(Updated at 1:30 pm PST)
I just became a follower of Anheuser-Busch's Michelob account on Twitter. A few hours after I became a follower, I received an email from A-B, asking me if I was of over 21 years old.
Is a virtual bouncer asking for an ID enough for this brewer to stay in check with industry guidelines? It's a question getting some attention.
According to Ad Age, A-B's use of Twitter and its requirement of followers to at least say they're old enough to drink underscores "how carefully alcohol marketers -- required by industry guidelines to limit ad messages to venues where at least 70% of the audience is of legal drinking age -- are treading into Twitter."
A-B was burned before when its Bud.tv shut down, partly because it was a beer company trying to be a media company, and partly because it was "undermined by a vigorous firewall that checked viewers' age claims against databases of state IDs, in some cases keeping out of-age consumers."
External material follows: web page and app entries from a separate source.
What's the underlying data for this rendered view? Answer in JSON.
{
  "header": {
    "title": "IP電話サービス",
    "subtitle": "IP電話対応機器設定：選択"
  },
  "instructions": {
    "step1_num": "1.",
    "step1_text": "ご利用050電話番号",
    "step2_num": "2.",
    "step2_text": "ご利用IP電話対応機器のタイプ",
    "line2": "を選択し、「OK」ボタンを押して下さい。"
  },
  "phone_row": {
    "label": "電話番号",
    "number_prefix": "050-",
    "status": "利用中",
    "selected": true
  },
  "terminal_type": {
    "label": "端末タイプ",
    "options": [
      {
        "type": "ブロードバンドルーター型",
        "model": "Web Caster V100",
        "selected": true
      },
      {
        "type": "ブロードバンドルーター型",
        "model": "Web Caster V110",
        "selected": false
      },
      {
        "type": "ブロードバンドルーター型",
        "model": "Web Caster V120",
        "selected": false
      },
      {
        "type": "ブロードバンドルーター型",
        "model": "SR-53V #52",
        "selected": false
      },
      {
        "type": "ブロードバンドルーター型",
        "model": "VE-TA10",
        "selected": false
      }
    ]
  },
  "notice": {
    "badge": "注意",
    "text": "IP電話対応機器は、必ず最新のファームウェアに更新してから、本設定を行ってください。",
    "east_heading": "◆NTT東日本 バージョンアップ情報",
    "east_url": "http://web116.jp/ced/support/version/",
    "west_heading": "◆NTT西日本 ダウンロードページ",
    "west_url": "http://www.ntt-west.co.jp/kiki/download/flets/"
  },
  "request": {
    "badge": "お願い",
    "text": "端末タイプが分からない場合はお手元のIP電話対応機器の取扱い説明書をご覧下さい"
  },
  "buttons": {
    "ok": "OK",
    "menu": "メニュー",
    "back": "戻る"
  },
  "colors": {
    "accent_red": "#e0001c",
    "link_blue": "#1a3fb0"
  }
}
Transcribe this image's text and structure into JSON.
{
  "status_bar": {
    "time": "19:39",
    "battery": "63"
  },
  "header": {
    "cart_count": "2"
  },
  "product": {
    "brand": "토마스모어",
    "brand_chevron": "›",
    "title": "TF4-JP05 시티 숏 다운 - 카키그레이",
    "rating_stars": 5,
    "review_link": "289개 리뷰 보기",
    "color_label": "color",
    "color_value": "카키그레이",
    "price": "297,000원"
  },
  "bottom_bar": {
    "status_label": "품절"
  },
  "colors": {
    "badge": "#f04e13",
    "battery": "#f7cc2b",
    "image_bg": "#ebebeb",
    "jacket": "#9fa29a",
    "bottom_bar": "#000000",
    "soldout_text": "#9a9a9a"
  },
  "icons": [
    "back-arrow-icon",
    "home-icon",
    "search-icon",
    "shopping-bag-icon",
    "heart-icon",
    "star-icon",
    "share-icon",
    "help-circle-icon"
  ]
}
Tom Shipley, senior director-digital marketing at A-B, told Ad Age that the brewer is using Twitter "because our adult consumers increasingly want to have a conversation with us." He said asking would-be followers how old they are is consistent with the age checks the brewer uses on its branded websites.
Michelob has more than 800 followers. From the looks of the conversations, Michelob uses its Twitter account for pretty innocuous messages, like "Just ran into Brewmaster Adam, who's getting ready for the brew fest. He's presenting a brewing education segment on Sat" or "So... I've missed you all, I've missed #beer. What else did I miss?"
Does this type of messaging available to children represent a lack of dignity on the part of brewers? George Hacker, director of the Center for Science in the Public Interest, which lobbies for more restrictions on alcohol marketing, believes so. "Twitter is for kids, and this is a way to put these brand names in their faces," Hacker told Ad Age.
First of all, Twitter isn't just for kids. About 70% are of drinking age.
And, these messages are nothing compared to what kids can listen and watch on YouTube. As a mother, it is a bit worrisome that children have access to so much online. But communications and dialogue about beer is the least of my worries.
(Image source: 3.bp.blogspot)